[App and web page records]
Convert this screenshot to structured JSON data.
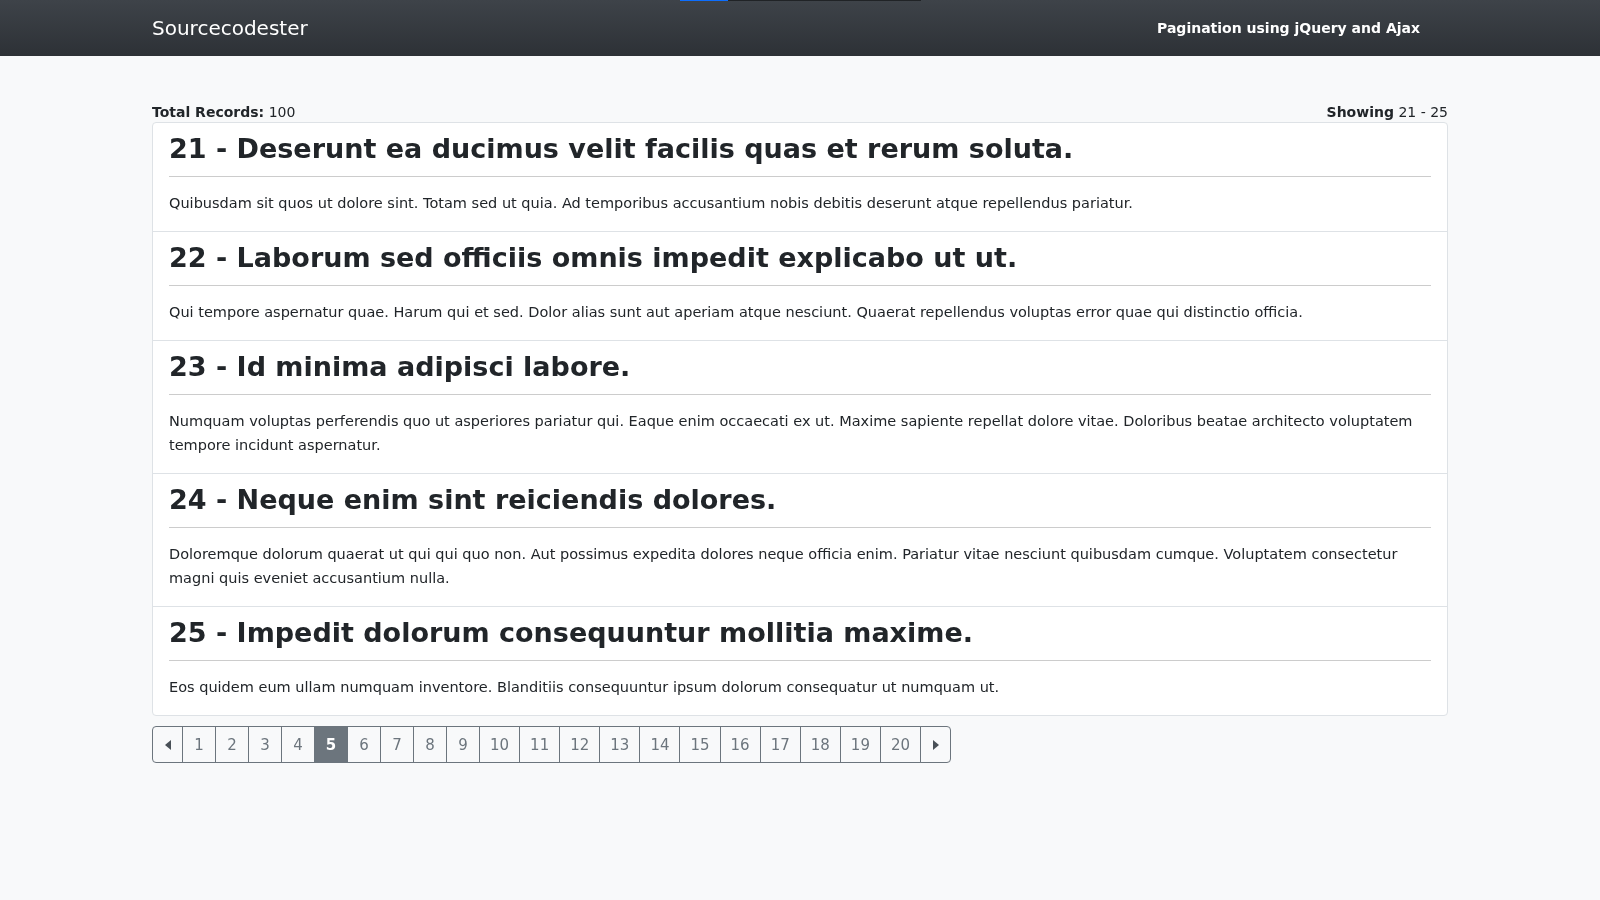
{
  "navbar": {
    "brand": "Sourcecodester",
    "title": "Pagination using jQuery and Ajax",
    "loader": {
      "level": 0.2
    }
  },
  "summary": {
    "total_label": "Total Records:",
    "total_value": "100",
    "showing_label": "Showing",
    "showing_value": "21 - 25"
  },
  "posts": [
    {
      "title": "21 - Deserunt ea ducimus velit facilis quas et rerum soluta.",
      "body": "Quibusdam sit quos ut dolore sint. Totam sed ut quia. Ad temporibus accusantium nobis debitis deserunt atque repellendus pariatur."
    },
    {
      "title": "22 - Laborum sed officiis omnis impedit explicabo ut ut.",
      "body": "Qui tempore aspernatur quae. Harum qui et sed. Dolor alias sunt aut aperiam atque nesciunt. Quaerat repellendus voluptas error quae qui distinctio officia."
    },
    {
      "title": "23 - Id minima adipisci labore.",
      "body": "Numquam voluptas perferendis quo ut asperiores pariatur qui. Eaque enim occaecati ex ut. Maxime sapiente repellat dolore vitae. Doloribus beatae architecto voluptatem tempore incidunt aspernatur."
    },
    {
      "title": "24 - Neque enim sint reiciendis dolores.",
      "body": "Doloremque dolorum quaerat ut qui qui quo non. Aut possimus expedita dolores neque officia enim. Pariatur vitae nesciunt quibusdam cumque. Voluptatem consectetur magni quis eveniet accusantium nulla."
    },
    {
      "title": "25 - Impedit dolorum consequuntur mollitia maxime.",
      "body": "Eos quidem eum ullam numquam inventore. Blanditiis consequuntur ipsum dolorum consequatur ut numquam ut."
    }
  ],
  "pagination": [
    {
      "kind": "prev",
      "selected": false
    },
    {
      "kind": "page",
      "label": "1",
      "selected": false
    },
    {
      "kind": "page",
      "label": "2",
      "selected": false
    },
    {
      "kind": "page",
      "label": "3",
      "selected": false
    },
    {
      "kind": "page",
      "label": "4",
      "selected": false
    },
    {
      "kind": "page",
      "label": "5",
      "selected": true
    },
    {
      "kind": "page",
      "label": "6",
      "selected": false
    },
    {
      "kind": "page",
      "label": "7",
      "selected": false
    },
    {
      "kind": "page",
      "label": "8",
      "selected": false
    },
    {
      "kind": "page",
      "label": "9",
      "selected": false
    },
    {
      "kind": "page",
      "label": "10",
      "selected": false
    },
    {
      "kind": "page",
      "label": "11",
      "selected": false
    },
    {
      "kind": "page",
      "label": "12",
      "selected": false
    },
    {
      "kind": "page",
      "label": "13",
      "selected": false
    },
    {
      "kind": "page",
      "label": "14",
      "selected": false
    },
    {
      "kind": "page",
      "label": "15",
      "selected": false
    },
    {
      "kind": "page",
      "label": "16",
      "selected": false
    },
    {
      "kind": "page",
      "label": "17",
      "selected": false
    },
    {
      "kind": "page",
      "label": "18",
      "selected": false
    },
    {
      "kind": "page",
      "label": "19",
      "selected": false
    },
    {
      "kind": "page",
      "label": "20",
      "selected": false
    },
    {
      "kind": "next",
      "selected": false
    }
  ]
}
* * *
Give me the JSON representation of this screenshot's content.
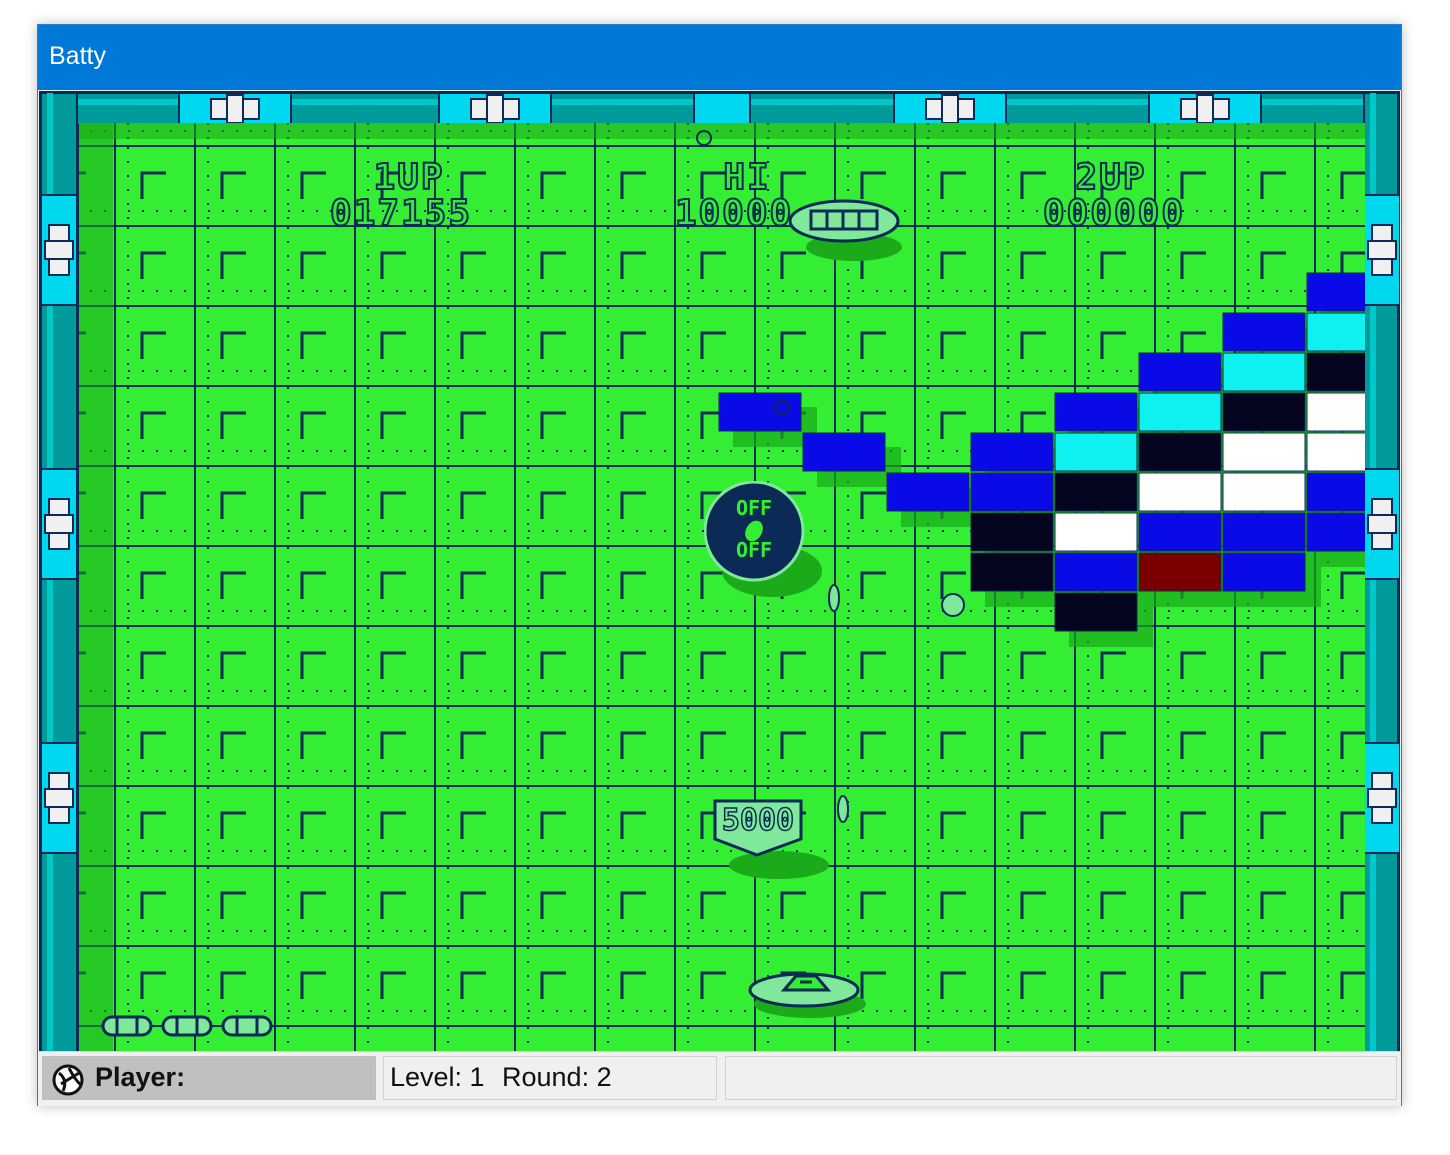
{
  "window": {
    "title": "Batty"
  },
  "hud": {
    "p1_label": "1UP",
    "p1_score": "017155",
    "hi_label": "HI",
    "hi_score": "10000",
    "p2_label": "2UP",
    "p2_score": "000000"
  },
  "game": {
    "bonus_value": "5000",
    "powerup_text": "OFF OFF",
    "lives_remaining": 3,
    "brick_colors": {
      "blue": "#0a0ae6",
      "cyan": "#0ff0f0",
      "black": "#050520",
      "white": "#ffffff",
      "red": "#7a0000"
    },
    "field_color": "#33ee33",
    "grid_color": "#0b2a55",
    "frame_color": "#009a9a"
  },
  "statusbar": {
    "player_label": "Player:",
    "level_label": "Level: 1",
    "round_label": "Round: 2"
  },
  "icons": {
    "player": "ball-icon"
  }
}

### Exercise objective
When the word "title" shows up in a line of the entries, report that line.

### Task response
    "title": "Pagination using jQuery and Ajax",
      "title": "21 - Deserunt ea ducimus velit facilis quas et rerum soluta.",
      "title": "22 - Laborum sed officiis omnis impedit explicabo ut ut.",
      "title": "23 - Id minima adipisci labore.",
      "title": "24 - Neque enim sint reiciendis dolores.",
      "title": "25 - Impedit dolorum consequuntur mollitia maxime.",
    "title": "Batty"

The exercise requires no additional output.